WORK TASK: Count the lines of the data below that include the string "this", and provide nothing but the result.

◇ ◇ ◇

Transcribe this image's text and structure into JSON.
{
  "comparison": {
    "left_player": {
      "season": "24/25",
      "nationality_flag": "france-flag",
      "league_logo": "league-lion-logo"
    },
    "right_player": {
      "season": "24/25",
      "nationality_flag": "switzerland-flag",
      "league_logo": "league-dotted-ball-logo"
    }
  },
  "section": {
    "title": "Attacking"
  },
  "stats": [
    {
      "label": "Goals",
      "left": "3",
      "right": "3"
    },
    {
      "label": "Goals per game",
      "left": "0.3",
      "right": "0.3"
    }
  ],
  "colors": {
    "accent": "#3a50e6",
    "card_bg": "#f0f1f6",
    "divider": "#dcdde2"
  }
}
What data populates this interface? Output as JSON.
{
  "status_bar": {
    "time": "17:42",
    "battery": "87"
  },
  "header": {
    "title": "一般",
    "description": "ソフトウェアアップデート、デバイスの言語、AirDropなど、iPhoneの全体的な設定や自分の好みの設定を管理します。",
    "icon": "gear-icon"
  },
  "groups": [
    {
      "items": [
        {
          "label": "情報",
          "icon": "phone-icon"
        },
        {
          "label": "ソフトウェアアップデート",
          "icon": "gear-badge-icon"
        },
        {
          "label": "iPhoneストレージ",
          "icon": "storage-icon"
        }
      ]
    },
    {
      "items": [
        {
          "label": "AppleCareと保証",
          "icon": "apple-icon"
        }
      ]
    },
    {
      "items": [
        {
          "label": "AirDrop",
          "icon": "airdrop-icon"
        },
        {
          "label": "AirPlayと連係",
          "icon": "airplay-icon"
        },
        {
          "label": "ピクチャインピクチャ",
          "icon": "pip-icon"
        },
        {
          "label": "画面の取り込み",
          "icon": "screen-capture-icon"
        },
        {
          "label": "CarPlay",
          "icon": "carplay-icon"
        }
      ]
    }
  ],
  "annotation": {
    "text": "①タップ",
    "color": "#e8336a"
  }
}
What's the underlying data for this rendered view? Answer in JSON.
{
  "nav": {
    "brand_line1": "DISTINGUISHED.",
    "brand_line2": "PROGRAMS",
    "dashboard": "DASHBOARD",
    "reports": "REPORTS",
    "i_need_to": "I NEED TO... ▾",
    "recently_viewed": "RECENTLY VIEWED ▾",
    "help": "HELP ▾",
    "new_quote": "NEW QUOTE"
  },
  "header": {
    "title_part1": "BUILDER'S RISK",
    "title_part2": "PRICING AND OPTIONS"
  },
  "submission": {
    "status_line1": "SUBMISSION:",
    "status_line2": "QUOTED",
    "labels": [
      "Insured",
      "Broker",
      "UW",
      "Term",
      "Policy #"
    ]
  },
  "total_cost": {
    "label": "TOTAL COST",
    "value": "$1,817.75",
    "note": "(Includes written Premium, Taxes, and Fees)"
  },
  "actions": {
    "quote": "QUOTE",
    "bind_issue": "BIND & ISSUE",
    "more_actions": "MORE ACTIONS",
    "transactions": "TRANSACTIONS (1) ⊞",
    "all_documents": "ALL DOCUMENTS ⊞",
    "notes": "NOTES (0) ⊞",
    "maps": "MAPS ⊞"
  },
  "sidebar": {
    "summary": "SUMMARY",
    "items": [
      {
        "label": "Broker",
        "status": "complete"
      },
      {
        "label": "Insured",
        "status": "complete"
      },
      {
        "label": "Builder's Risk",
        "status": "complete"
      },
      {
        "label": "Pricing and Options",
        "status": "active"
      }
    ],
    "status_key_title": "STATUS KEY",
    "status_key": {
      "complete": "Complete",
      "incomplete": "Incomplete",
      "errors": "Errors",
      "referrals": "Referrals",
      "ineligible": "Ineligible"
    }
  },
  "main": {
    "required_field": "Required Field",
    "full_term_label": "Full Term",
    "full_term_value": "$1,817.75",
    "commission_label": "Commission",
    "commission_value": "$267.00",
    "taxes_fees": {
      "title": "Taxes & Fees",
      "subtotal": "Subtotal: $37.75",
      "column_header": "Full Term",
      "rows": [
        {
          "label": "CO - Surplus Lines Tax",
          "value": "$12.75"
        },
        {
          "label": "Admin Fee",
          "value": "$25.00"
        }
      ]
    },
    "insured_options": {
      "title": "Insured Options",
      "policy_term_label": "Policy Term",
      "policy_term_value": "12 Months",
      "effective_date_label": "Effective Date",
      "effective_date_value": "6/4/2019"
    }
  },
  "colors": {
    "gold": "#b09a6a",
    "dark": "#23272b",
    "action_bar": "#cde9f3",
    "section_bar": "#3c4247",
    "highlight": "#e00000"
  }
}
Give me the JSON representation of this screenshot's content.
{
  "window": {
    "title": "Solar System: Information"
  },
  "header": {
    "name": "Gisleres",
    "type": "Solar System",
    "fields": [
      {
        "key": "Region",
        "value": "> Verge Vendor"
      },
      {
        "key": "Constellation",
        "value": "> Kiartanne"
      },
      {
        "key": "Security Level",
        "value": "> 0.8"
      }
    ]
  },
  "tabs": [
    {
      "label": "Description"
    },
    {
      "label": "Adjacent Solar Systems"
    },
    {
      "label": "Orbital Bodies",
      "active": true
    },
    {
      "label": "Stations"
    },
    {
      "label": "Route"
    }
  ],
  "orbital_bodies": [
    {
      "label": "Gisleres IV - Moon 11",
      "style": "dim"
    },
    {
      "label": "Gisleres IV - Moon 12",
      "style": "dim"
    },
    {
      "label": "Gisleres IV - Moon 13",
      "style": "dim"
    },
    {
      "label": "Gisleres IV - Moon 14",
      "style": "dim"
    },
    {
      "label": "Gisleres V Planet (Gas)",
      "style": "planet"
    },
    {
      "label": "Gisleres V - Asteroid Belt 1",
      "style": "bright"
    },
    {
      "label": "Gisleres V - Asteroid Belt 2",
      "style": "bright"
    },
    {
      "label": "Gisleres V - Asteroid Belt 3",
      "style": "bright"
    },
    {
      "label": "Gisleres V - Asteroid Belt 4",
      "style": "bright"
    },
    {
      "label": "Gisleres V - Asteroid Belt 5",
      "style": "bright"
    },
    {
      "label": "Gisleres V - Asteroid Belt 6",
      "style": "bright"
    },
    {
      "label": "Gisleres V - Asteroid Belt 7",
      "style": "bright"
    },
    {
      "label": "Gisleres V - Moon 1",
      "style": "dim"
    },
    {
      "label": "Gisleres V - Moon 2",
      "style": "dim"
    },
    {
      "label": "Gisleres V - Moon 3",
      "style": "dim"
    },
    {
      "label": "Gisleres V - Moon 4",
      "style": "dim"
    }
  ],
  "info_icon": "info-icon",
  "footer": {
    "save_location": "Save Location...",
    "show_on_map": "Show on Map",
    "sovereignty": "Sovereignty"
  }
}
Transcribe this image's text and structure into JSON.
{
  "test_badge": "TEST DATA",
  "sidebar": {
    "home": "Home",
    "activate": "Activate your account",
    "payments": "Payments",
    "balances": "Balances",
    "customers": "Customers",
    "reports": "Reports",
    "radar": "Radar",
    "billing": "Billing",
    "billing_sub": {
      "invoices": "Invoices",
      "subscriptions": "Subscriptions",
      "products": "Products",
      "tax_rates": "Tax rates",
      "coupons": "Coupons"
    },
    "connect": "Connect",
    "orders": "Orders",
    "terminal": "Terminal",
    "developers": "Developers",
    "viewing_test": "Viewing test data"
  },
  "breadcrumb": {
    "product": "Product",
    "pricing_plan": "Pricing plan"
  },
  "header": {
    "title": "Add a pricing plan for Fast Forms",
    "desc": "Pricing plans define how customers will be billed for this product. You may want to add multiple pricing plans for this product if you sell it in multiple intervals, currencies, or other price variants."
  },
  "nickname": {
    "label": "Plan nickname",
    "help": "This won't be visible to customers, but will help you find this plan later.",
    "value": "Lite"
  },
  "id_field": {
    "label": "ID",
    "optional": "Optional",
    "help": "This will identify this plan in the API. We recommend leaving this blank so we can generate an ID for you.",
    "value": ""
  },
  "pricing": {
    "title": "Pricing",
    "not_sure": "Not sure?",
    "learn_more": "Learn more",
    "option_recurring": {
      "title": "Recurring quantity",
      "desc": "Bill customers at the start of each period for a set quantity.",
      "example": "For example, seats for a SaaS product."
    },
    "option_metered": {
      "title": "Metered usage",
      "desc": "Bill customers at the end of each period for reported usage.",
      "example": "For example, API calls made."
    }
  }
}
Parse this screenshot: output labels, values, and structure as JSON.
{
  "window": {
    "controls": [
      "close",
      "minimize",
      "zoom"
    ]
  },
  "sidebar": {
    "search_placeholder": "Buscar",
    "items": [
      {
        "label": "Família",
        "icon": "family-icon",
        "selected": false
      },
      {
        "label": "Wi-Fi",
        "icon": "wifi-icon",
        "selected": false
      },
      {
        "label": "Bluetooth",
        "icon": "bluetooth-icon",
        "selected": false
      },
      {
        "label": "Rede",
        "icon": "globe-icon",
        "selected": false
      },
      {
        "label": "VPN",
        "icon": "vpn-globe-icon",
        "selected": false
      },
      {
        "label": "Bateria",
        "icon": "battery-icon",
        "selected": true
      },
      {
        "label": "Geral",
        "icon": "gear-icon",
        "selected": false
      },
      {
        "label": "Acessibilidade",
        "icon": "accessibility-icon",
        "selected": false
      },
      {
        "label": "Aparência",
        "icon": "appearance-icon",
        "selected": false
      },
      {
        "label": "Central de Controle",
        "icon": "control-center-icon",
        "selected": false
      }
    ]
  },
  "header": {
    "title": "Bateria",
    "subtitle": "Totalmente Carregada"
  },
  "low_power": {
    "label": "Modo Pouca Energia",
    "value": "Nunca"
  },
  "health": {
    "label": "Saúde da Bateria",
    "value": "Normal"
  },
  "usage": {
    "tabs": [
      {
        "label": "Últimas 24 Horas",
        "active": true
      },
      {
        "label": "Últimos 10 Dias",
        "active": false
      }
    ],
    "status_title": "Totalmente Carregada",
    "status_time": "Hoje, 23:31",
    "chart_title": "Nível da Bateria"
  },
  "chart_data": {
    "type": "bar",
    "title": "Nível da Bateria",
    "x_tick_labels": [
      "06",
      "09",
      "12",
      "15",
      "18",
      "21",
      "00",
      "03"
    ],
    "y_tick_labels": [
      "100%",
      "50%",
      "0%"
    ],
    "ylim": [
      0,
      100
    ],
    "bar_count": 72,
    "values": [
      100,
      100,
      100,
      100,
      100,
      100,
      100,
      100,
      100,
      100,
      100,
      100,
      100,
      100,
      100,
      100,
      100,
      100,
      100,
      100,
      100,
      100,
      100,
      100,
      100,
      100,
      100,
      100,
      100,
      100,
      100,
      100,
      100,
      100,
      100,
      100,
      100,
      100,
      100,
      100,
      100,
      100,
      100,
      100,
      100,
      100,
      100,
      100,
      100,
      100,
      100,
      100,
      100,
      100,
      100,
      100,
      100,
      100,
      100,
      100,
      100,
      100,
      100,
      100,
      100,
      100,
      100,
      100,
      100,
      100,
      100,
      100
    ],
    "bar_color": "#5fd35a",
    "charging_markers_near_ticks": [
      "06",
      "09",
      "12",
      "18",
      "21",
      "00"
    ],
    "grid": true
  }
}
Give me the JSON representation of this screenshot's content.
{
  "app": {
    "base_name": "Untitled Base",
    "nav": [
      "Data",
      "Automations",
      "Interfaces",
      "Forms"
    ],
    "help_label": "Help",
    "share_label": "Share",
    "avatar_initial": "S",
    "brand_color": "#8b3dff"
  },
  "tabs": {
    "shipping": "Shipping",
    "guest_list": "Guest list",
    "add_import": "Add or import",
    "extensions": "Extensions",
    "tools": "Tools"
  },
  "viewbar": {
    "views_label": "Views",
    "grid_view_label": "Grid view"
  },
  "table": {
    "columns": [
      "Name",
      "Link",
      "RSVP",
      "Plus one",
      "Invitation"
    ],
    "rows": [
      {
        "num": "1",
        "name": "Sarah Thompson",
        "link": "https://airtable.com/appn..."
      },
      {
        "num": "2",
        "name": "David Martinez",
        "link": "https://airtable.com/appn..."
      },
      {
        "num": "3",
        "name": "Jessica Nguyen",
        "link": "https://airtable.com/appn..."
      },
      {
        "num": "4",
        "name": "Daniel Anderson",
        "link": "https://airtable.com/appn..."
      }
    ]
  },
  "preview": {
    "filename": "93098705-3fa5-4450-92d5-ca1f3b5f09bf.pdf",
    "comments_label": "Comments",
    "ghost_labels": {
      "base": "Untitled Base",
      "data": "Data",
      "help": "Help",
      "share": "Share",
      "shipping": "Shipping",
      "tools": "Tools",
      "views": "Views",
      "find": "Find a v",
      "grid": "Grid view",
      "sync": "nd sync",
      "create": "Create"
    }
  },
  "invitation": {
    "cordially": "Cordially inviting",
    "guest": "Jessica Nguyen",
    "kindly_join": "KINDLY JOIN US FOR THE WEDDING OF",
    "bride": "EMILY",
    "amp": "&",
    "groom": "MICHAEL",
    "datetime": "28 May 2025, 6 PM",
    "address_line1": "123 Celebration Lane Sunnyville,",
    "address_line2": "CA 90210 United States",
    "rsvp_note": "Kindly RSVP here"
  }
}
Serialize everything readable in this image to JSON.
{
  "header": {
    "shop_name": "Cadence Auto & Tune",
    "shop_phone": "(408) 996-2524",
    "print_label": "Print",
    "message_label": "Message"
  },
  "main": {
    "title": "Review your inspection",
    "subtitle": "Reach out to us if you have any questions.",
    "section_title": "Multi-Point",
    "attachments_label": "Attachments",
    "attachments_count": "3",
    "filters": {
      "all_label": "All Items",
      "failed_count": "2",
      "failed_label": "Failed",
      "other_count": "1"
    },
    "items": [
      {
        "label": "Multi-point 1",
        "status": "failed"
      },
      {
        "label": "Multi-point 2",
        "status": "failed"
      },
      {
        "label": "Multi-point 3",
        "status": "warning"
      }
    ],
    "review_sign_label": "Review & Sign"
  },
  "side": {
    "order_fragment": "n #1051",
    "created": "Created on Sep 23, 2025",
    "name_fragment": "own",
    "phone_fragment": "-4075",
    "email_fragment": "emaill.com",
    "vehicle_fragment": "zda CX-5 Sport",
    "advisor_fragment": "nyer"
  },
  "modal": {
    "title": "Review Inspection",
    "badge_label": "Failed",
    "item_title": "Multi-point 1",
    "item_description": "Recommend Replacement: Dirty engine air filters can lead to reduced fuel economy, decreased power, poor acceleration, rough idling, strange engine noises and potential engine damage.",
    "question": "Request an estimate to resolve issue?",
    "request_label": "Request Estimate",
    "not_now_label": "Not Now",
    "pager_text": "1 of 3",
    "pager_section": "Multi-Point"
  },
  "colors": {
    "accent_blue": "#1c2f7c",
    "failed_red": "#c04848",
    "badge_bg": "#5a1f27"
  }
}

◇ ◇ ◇

YOUR RESPONSE: 11